Recently, the National Payments Corporation of India (NPCI) put out a job opportunity on LinkedIn and invited applications from senior blockchain executives with a proven track record of implementing blockchain projects. NPCI offers various instant payment solutions in collaboration with nearly 250 banking institutions in India. It works under the banking sector regulator, the Reserve Bank of India (RBI).
One of the most popular NPCI products is the Unified Payment Interface (UPI). The credit for making India a world leader in digital payments goes to UPI and NPCI. Nearly 40% of digital payments worldwide take place in India, and UPI plays a significant role in this. But UPI is a loss-making business for all the 250-odd banking institutions participating in it. Mastercard’s CFO, Sachin Mehra, said this to Indian media recently. He also asserted that in comparison to NPCI’s UPI, Mastercard’s debit and credit products are profitable propositions. If this is a reality, can India do chest-thumping over UPI?
Mastercard, Visa, American Express, and SWIFT are global payment systems that unite the world by providing seamless payment solutions. However, with rapid economic development and the inclusion of a new population in the banking and financial system, these organizations need help to cope with the additional world load with the existing infrastructure. They have been working to replace or replenish their payment infrastructures that cannot deliver on the need for faster and cheaper money transfers.
Even today, it costs anything from 5% to 25% to transfer your money from one country to another, while the same can be done at no cost inside the country. There needs to be a more fluid interoperability of the payment systems, and the banking industry must ensure this.
What are the solutions available? Blockchain company Ripple Labs is a front-runner in providing the replacement. It ties up with banks and financial institutions and offers instant money transfer services on their behalf. Ripple is so sure about its business proposition that it doesn’t care to be a Bitcoin or Altcoin maximalist. It can work with any system, even CBDC (Central Bank Digital Currency).
Ripple is closely linked to CBDC projects in several countries, and both Mastercard and Visa are trying to catch up with Ripple Labs. What about NPCI? Well, rumours have it that RBI’s CBDC or e-rupee project is powered by none other than Ripple Labs, which too had posted a Job Opportunity on LinkedIn last year to hire a blockchain senior executive who could steer its CBDC business with a regional office in Bengaluru. These things should have been revealed or discussed openly.
But time is ticking for Indian banking, which would bleed but stay steadfast with UPI while other global payment systems such as Mastercard, Visa, Swift, and Ripple are leveraging new technologies and collaborating with new partners to build a replacement that holds good for the next 25 years, or so.

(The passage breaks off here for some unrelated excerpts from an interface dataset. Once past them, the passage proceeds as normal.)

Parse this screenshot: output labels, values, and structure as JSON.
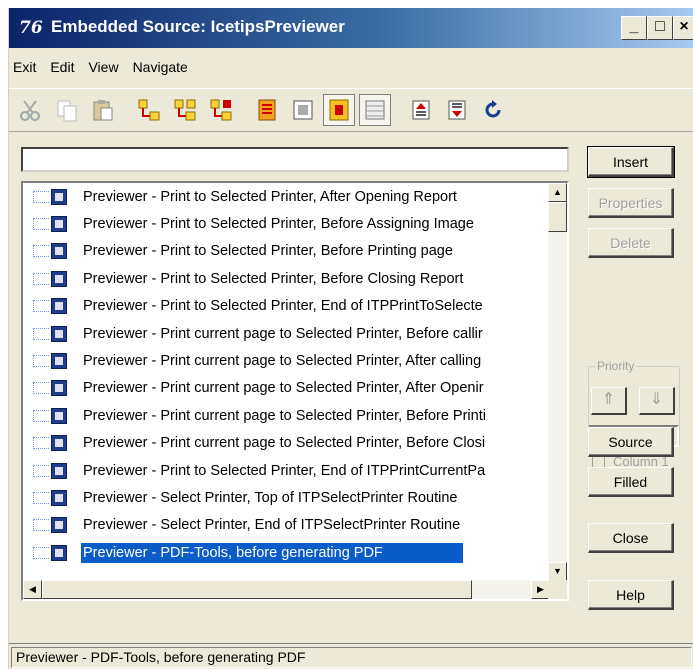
{
  "window": {
    "title": "Embedded Source: IcetipsPreviewer",
    "app_icon_text": "76",
    "min_symbol": "_",
    "max_symbol": "□",
    "close_symbol": "×"
  },
  "menu": {
    "exit": "Exit",
    "edit": "Edit",
    "view": "View",
    "navigate": "Navigate"
  },
  "toolbar": {
    "icons": [
      "cut-icon",
      "copy-icon",
      "paste-icon",
      "tree-expand-icon",
      "tree-collapse-icon",
      "tree-filled-icon",
      "list-icon",
      "embed-icon",
      "filled-icon",
      "grid-icon",
      "previous-icon",
      "next-icon",
      "refresh-icon"
    ]
  },
  "filter": {
    "value": "",
    "placeholder": ""
  },
  "tree": {
    "rows": [
      "Previewer - Print to Selected Printer, After Opening Report",
      "Previewer - Print to Selected Printer, Before Assigning Image",
      "Previewer - Print to Selected Printer, Before Printing page",
      "Previewer - Print to Selected Printer, Before Closing Report",
      "Previewer - Print to Selected Printer, End of ITPPrintToSelecte",
      "Previewer - Print current page to Selected Printer, Before callir",
      "Previewer - Print current page to Selected Printer, After calling",
      "Previewer - Print current page to Selected Printer, After Openir",
      "Previewer - Print current page to Selected Printer, Before Printi",
      "Previewer - Print current page to Selected Printer, Before Closi",
      "Previewer - Print to Selected Printer, End of ITPPrintCurrentPa",
      "Previewer - Select Printer, Top of ITPSelectPrinter Routine",
      "Previewer - Select Printer, End of ITPSelectPrinter Routine",
      "Previewer - PDF-Tools, before generating PDF"
    ],
    "selected_index": 13
  },
  "buttons": {
    "insert": "Insert",
    "properties": "Properties",
    "delete": "Delete",
    "priority_label": "Priority",
    "up_arrow": "⇑",
    "down_arrow": "⇓",
    "column1": "Column 1",
    "source": "Source",
    "filled": "Filled",
    "close": "Close",
    "help": "Help"
  },
  "status": {
    "text": "Previewer - PDF-Tools, before generating PDF"
  }
}
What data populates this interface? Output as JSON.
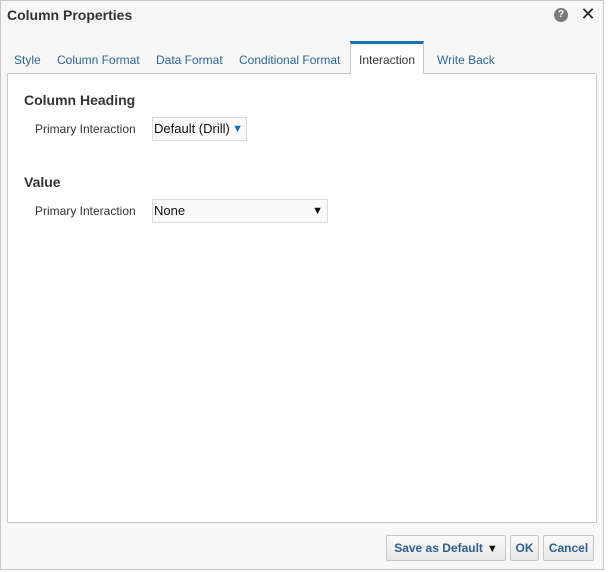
{
  "dialog": {
    "title": "Column Properties",
    "help_icon": "help-icon",
    "close_icon": "close-icon"
  },
  "tabs": [
    {
      "label": "Style",
      "active": false
    },
    {
      "label": "Column Format",
      "active": false
    },
    {
      "label": "Data Format",
      "active": false
    },
    {
      "label": "Conditional Format",
      "active": false
    },
    {
      "label": "Interaction",
      "active": true
    },
    {
      "label": "Write Back",
      "active": false
    }
  ],
  "column_heading": {
    "title": "Column Heading",
    "primary_interaction_label": "Primary Interaction",
    "primary_interaction_value": "Default (Drill)"
  },
  "value": {
    "title": "Value",
    "primary_interaction_label": "Primary Interaction",
    "primary_interaction_value": "None"
  },
  "footer": {
    "save_as_default": "Save as Default",
    "ok": "OK",
    "cancel": "Cancel"
  },
  "colors": {
    "accent": "#1d6fb0",
    "link": "#2f6695",
    "border": "#c8c8c8"
  }
}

Is the NPCI’s initiative to recruit some blockchain experts a step in the same direction as its global peers and find a way out of the cul-de-sac? Ripple is one of many blockchain companies with the right technology at the right time. There are hundreds of others, and the space is still evolving, where blockchain faces tough competition from solutions emanating from artificial intelligence (AI). The proper course of action would be to allow free competition among the private players in this space.
Let’s consider this: hundreds of blockchain companies and brands in India offer global payment services. Let there be free competition and let the market grow. To keep the UPI going, hundreds of banks are under stress, while similar services offered by the private sector can earn these banks revenues. What are banking institutions if they are not for profit? How would they sustain and continue?
If we don’t make the right decisions, India will continue to be a market for global players. It will not be in the driver’s seat. The recently concluded G20 Leaders’ summit could not reach a consensus on the global approach to cryptocurrencies. In their synthesis report, the Financial Stability Board (FSB) and the International Monetary Fund (IMF) said banning cryptocurrencies would be ineffective. What choices are left then if not bringing legislation to regulate them? (IPA Service)